5G's ascension that year won't happen in other areas of the world, though. Even in Northeast Asia, LTE will still be ahead of 5G in five years, but the gap will probably close in that region shortly thereafter.
Regarding the worldwide numbers, LTE's big lead will hold, with 5.4 billion subscribers expected in 2024 compared to the 1.5 billion 5G subscriptions expected. But that's still explosive growth for 5G.
The total number of global mobile subscriptions in the third quarter of 2018 was 7.9 billion, from adding 120 million new users in just those three months. Year to year, the growth worldwide was 3 percent, with the most users added in China with 37 million new mobile phone users. (North America added only 2 million new users, in comparison.) Ericsson says China's growth is caused by the carriers there that are duking it out intensely to get people to sign up.

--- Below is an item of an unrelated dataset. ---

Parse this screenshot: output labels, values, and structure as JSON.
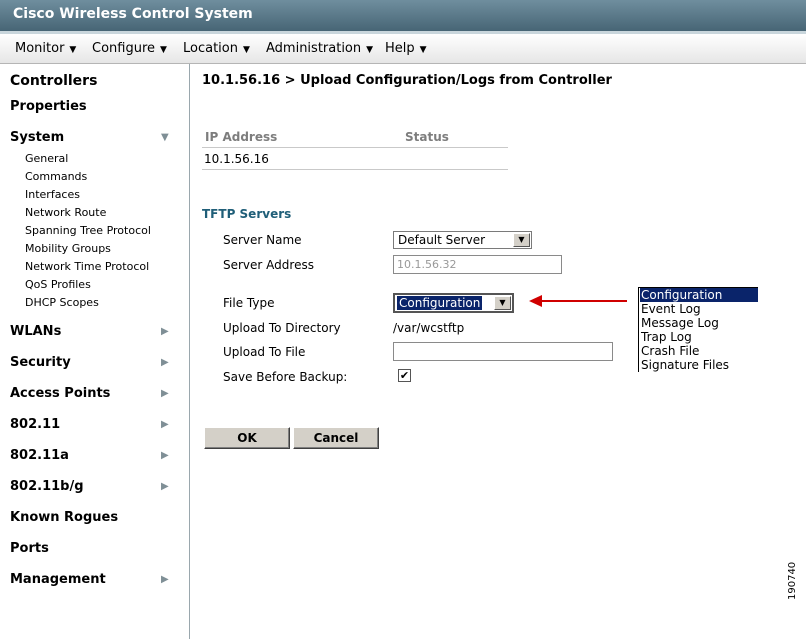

And here's some fun math: the penetration of mobile subscriptions (of all technologies) versus the population is 104 percent globally in the third quarter of 2018. It's as high as 142 percent in Central and Eastern Europe. This is because there are more phones in use than there are people.
Ericsson also breaks down some data to show the mobile subscriptions (of all technologies, even going back to CDMA) used on smartphones versus feature phones versus PCs/tablets/routers. The latter has always had flat growth when it comes to mobile subscriptions, which is not surprising. Smartphones overtook feature phones back in 2016 and have never looked back.
If you're curious about what the Ericsson data could reveal about the smartphone and wireless carrier market, visit the Mobility Visualizer yourself.